━━━━━ INFORMATION PROVIDED

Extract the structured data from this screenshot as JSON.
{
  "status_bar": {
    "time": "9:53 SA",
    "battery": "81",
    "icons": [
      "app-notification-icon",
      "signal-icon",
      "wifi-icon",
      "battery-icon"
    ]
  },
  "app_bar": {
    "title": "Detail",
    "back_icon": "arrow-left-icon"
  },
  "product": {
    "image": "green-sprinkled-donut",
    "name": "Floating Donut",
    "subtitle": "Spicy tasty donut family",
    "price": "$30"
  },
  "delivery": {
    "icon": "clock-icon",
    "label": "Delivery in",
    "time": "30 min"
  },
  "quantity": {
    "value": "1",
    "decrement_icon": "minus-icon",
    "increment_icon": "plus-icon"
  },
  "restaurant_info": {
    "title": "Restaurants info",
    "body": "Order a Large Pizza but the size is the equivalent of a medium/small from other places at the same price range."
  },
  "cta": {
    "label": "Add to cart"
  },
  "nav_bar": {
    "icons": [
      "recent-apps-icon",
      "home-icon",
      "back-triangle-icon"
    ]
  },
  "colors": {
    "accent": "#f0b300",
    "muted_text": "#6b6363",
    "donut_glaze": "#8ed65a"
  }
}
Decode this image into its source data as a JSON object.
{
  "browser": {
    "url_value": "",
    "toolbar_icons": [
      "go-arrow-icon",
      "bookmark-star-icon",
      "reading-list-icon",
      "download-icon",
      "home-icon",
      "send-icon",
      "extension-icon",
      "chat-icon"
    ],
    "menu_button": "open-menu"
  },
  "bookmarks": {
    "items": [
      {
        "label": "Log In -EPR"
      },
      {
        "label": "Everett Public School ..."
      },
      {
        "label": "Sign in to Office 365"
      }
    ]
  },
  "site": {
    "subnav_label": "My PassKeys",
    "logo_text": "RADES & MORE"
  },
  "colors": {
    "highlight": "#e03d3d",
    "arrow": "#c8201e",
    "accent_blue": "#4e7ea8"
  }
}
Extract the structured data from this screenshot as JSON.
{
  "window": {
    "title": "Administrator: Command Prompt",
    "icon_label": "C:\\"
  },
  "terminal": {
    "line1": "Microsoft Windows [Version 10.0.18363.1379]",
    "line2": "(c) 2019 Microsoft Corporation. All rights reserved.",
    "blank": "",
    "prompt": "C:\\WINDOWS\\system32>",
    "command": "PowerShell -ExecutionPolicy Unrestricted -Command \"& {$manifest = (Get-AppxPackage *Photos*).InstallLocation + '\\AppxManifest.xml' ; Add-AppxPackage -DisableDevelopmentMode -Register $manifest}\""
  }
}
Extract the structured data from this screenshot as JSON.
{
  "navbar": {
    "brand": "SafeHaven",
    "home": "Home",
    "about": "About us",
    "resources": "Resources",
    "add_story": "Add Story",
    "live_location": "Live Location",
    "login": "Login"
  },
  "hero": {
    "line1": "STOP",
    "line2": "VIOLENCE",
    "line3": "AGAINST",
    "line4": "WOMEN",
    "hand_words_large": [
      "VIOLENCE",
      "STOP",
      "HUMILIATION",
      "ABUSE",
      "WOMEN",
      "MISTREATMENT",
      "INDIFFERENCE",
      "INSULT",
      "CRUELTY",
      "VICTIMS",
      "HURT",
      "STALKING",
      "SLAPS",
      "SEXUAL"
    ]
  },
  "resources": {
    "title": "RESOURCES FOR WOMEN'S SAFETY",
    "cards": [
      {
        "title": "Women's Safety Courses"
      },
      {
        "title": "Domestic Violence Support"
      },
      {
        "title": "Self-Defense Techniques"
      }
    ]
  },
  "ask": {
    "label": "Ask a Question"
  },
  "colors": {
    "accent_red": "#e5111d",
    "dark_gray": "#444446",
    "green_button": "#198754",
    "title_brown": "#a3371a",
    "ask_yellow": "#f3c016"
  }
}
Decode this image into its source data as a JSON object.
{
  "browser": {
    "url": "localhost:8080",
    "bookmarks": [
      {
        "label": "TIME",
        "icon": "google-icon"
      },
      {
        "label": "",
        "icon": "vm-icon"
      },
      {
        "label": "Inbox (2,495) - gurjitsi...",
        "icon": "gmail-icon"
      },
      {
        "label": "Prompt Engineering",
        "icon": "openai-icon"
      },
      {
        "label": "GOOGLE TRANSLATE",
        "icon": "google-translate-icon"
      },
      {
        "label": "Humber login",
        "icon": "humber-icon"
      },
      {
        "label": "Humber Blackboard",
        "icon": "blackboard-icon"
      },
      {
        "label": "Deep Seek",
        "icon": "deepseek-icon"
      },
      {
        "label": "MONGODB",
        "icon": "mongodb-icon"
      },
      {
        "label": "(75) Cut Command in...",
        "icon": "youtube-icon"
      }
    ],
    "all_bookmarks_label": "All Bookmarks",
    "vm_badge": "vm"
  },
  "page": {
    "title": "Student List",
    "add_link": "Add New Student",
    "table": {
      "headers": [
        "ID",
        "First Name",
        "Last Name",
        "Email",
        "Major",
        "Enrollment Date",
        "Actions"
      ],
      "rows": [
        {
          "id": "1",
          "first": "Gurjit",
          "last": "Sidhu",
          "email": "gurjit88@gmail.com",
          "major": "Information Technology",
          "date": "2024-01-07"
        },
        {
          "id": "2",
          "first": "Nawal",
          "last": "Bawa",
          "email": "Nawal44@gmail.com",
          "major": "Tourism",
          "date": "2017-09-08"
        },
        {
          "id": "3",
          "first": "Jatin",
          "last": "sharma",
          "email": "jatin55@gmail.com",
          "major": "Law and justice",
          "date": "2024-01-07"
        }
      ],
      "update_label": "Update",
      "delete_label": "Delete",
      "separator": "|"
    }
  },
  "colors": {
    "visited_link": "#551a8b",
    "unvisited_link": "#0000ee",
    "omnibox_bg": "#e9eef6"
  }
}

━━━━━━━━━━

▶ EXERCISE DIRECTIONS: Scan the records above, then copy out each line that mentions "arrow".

▶ SOLVED PROBLEM:
    "back_icon": "arrow-left-icon"
      "go-arrow-icon",
    "arrow": "#c8201e",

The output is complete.